He was one of the finest fielding first basemen ever, the winner
of six consecutive Gold Gloves from 1967 through 1972 and a key
member of the Koufax-Drysdale-led Los Angeles Dodgers team that
won the 1965 World Series, yet Wes Parker always had other
passions to pursue. On road trips he would haunt rare book stores
before heading to the ballpark, and, during home stands, he would
often tell friend and teammate Maury Wills what a shame it was
that they rarely saw a summer sunset outside Chavez Ravine. "I
always wished I could have been more satisfied with just playing
baseball," says Parker, who retired at age 32, after the 1972

Today Parker frequents auction houses to maintain his collection
of vintage movie posters--he has 60, all framed and hanging in
his house in Pacific Palisades, Calif.--as well as first-edition
books, French advertising posters from the late 1800s and
handwritten letters by pre-World War II Hall of Famers such as
Babe Ruth, Ty Cobb and Honus Wagner. Parker's baseball career
could also be described as a collection of rarities. In 1965 and
'66 he and Wills, Jim Lefebvre and Junior Gilliam formed the
major leagues' only all-switch-hitting infield. Parker hit for
the cycle on May 7, 1970, and went on that season to drive in
111 runs while hitting just 10 homers. His .996 career fielding
percentage ties him with Steve Garvey, Don Mattingly and J.T.
Snow for the best ever.

"In the beginning it was so magical to travel to the ballparks I
had heard Vin Scully describe on the radio and to play with guys
I grew up admiring," says Parker. "I used to go to Dodgers games
with my dad. I'd watch Gil Hodges, and my dad would say, 'Just
think, son, maybe one day you'll be out here.'" After nine
seasons, though, Parker grew tired of traveling and tired of
playing for a team that hadn't won a pennant for six years and
walked away from the game. He spent the first 15 years after his
retirement working as a broadcaster and an actor--he had a role in
an episode of The Brady Bunch, and was a regular on the late-'70s
show All That Glitters. By the mid-'80s, he was hosting the
Dodger Talk program for KABC radio and immersing himself in his

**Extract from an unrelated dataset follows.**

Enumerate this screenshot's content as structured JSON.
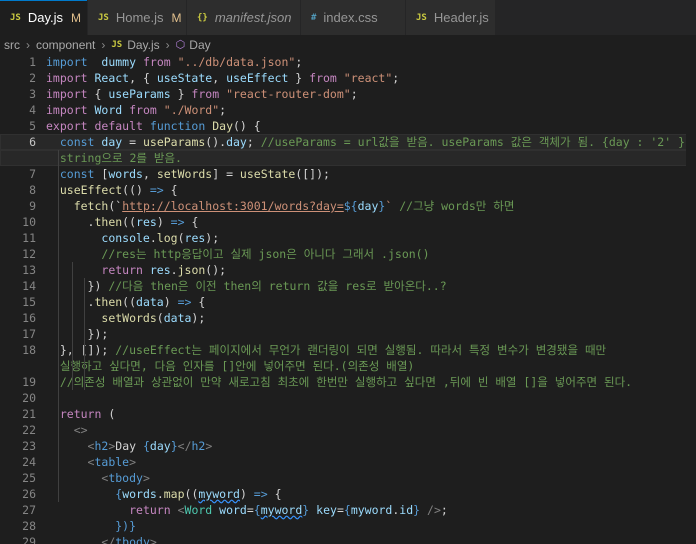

Parker is now writing his autobiography and doing volunteer work
at the Braille Institute in Los Angeles. He also coaches at
Dodgers fantasy camps and makes appearances through the team's
speaker's bureau. "I'm hugely grateful for what I learned and the
people I met through baseball," he says, "but you can find that
same fulfillment--teaching, entertaining and bringing joy to
someone--in other areas of life. You just have to plumb your
depths." --Hali Helfgott



"I always wished I could have been more satisfied with just
playing," says Parker, who's now an eclectic collector.